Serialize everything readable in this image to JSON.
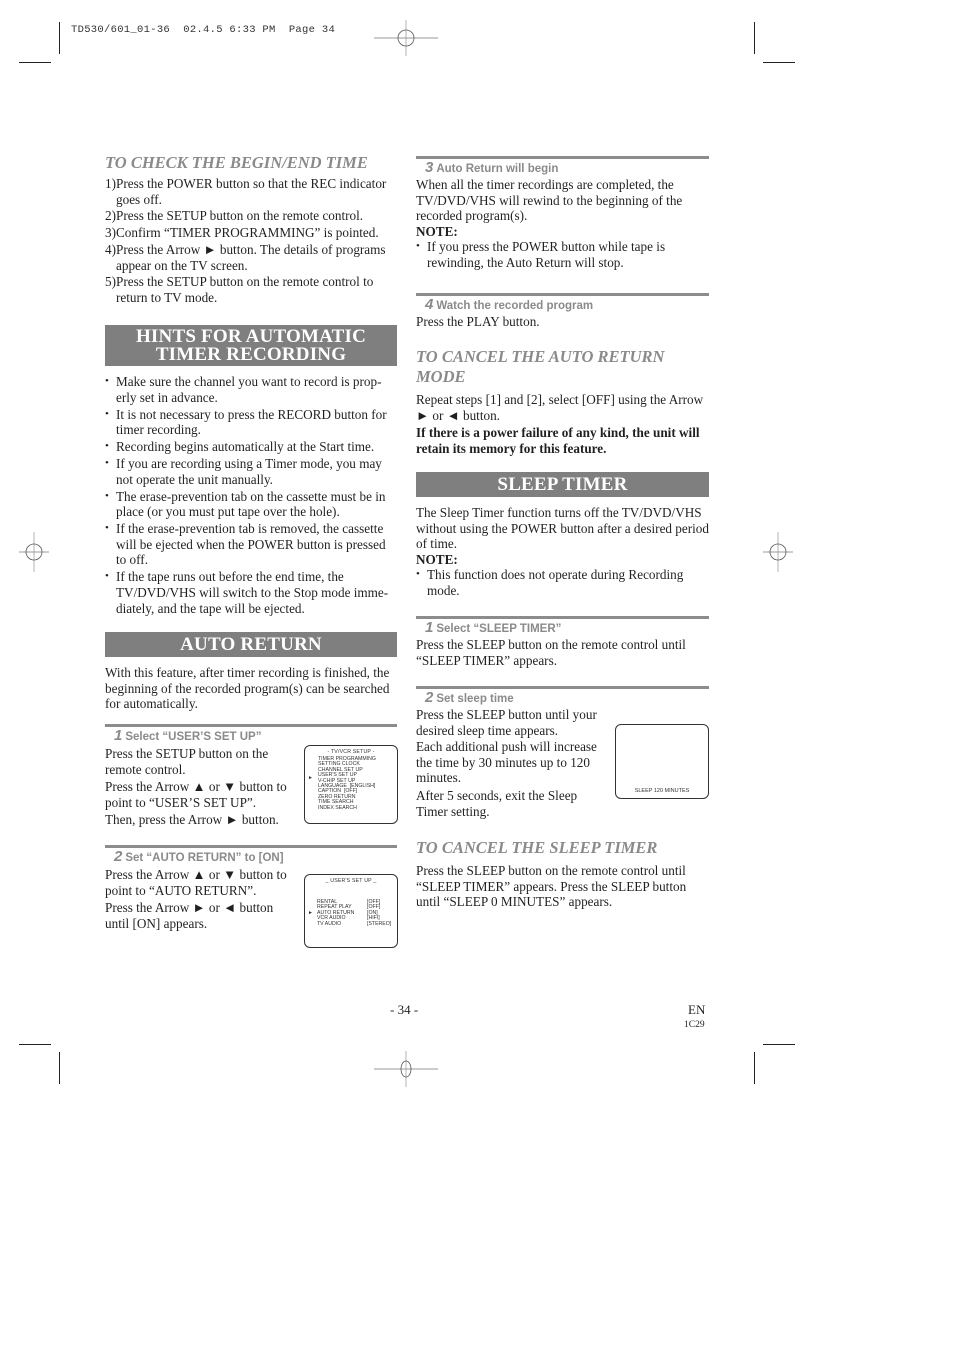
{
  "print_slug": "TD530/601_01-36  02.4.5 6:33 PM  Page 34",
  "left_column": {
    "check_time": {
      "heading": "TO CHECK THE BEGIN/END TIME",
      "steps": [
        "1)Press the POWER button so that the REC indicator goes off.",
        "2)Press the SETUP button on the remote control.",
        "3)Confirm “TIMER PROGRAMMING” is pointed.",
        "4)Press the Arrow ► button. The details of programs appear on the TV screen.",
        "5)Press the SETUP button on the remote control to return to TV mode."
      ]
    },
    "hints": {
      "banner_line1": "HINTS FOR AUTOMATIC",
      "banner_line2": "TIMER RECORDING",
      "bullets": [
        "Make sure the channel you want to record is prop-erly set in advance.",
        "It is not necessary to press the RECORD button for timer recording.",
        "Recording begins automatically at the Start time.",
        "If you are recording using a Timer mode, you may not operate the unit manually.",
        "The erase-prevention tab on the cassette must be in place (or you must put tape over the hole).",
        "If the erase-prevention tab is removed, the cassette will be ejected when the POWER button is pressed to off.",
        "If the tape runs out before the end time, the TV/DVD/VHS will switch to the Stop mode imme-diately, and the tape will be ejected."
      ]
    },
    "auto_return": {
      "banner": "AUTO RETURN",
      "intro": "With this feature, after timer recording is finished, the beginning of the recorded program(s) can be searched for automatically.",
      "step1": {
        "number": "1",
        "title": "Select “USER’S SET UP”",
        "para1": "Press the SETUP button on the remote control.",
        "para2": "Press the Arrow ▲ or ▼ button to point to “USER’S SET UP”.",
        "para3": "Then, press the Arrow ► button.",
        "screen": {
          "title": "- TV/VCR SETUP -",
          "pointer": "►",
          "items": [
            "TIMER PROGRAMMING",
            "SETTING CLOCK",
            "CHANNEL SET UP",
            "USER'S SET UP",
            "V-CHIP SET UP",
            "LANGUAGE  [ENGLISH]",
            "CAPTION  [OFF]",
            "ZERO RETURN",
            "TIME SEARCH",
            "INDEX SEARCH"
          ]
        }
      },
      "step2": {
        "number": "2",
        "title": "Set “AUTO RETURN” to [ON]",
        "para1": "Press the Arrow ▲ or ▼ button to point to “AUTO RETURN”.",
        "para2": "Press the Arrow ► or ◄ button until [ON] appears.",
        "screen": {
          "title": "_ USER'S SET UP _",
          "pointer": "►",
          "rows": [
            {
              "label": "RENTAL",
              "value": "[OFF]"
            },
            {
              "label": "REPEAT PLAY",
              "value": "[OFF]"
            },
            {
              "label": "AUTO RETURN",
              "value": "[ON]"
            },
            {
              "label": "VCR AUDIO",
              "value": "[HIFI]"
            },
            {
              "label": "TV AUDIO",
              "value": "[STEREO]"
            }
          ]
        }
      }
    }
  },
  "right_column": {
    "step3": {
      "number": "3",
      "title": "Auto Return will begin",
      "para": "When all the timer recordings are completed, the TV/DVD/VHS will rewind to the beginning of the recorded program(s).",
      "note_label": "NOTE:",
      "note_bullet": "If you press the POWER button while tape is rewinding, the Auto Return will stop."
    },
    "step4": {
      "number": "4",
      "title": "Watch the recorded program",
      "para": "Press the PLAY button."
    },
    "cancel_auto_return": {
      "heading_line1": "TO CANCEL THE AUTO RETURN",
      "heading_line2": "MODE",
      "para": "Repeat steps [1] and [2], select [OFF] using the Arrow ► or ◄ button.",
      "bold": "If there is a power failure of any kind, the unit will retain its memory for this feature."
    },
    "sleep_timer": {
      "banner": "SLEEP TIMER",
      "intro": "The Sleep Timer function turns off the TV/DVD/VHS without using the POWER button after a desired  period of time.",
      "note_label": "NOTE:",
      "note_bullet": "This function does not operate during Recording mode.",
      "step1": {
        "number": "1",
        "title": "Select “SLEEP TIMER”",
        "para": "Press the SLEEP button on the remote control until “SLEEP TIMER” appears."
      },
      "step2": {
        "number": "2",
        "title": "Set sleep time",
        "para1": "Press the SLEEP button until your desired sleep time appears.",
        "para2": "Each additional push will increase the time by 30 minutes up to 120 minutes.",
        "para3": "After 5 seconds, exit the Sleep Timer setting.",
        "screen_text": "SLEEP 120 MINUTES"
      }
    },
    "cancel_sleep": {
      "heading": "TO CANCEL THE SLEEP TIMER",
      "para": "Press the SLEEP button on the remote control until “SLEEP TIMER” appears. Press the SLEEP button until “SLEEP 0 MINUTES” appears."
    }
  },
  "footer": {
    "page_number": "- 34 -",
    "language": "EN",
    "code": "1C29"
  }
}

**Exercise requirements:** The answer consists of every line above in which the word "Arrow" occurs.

**Output:**
        "4)Press the Arrow ► button. The details of programs appear on the TV screen.",
        "para2": "Press the Arrow ▲ or ▼ button to point to “USER’S SET UP”.",
        "para3": "Then, press the Arrow ► button.",
        "para1": "Press the Arrow ▲ or ▼ button to point to “AUTO RETURN”.",
        "para2": "Press the Arrow ► or ◄ button until [ON] appears.",
      "para": "Repeat steps [1] and [2], select [OFF] using the Arrow ► or ◄ button.",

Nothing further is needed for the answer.